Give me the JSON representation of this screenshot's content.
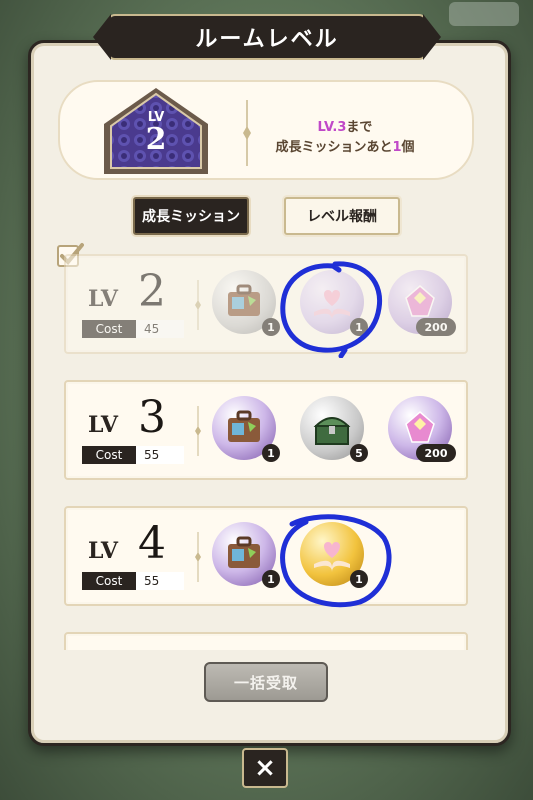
{
  "title": "ルームレベル",
  "current_level": {
    "lv_label": "LV",
    "value": "2"
  },
  "next_info": {
    "line1_highlight": "LV.3",
    "line1_rest": "まで",
    "line2_prefix": "成長ミッションあと",
    "line2_count": "1",
    "line2_suffix": "個"
  },
  "tabs": [
    {
      "label": "成長ミッション",
      "active": true
    },
    {
      "label": "レベル報酬",
      "active": false
    }
  ],
  "rows": [
    {
      "lv_label": "LV",
      "level": "2",
      "cost_label": "Cost",
      "cost": "45",
      "completed": true,
      "rewards": [
        {
          "icon": "suitcase-icon",
          "count": "1"
        },
        {
          "icon": "book-hearts-icon",
          "count": "1"
        },
        {
          "icon": "gem-icon",
          "count": "200"
        }
      ]
    },
    {
      "lv_label": "LV",
      "level": "3",
      "cost_label": "Cost",
      "cost": "55",
      "completed": false,
      "rewards": [
        {
          "icon": "suitcase-icon",
          "count": "1"
        },
        {
          "icon": "treasure-chest-icon",
          "count": "5"
        },
        {
          "icon": "gem-icon",
          "count": "200"
        }
      ]
    },
    {
      "lv_label": "LV",
      "level": "4",
      "cost_label": "Cost",
      "cost": "55",
      "completed": false,
      "rewards": [
        {
          "icon": "suitcase-icon",
          "count": "1"
        },
        {
          "icon": "book-hearts-icon",
          "count": "1"
        }
      ]
    }
  ],
  "claim_all_label": "一括受取",
  "close_label": "×",
  "colors": {
    "panel": "#f3efe4",
    "dark": "#2a2420",
    "highlight": "#c048c8",
    "annotation": "#1f2fd6"
  }
}
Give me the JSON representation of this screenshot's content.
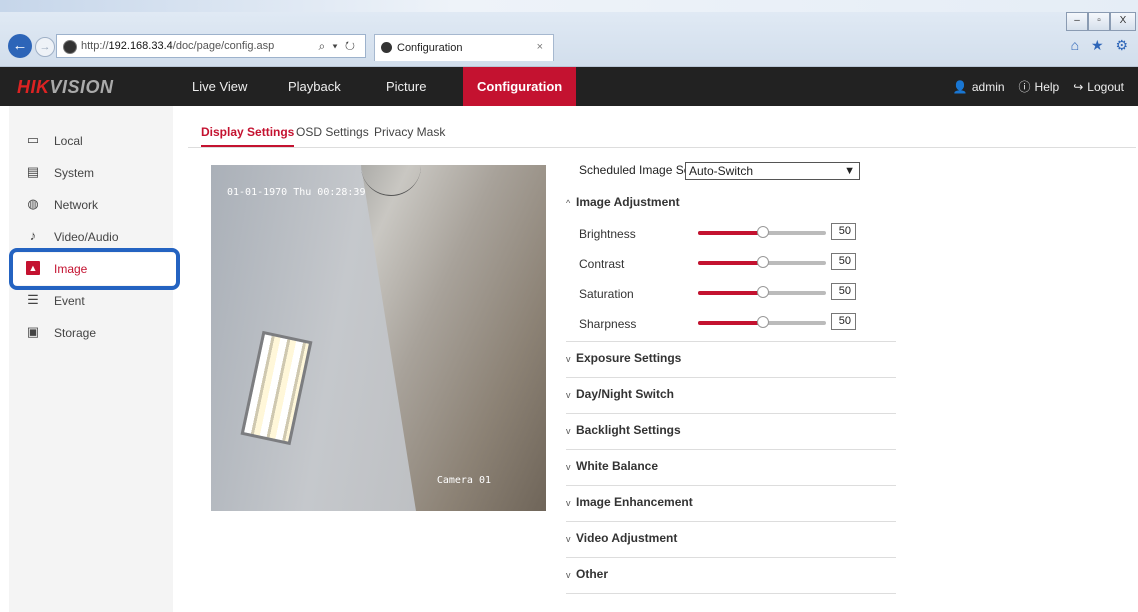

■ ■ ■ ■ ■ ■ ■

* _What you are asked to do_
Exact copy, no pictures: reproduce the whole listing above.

* _Solved problem_
Give me the JSON representation of this screenshot's content.
{
  "title": "ルームレベル",
  "current_level": {
    "lv_label": "LV",
    "value": "2"
  },
  "next_info": {
    "line1_highlight": "LV.3",
    "line1_rest": "まで",
    "line2_prefix": "成長ミッションあと",
    "line2_count": "1",
    "line2_suffix": "個"
  },
  "tabs": [
    {
      "label": "成長ミッション",
      "active": true
    },
    {
      "label": "レベル報酬",
      "active": false
    }
  ],
  "rows": [
    {
      "lv_label": "LV",
      "level": "2",
      "cost_label": "Cost",
      "cost": "45",
      "completed": true,
      "rewards": [
        {
          "icon": "suitcase-icon",
          "count": "1"
        },
        {
          "icon": "book-hearts-icon",
          "count": "1"
        },
        {
          "icon": "gem-icon",
          "count": "200"
        }
      ]
    },
    {
      "lv_label": "LV",
      "level": "3",
      "cost_label": "Cost",
      "cost": "55",
      "completed": false,
      "rewards": [
        {
          "icon": "suitcase-icon",
          "count": "1"
        },
        {
          "icon": "treasure-chest-icon",
          "count": "5"
        },
        {
          "icon": "gem-icon",
          "count": "200"
        }
      ]
    },
    {
      "lv_label": "LV",
      "level": "4",
      "cost_label": "Cost",
      "cost": "55",
      "completed": false,
      "rewards": [
        {
          "icon": "suitcase-icon",
          "count": "1"
        },
        {
          "icon": "book-hearts-icon",
          "count": "1"
        }
      ]
    }
  ],
  "claim_all_label": "一括受取",
  "close_label": "×",
  "colors": {
    "panel": "#f3efe4",
    "dark": "#2a2420",
    "highlight": "#c048c8",
    "annotation": "#1f2fd6"
  }
}
Give me the JSON representation of this screenshot's content.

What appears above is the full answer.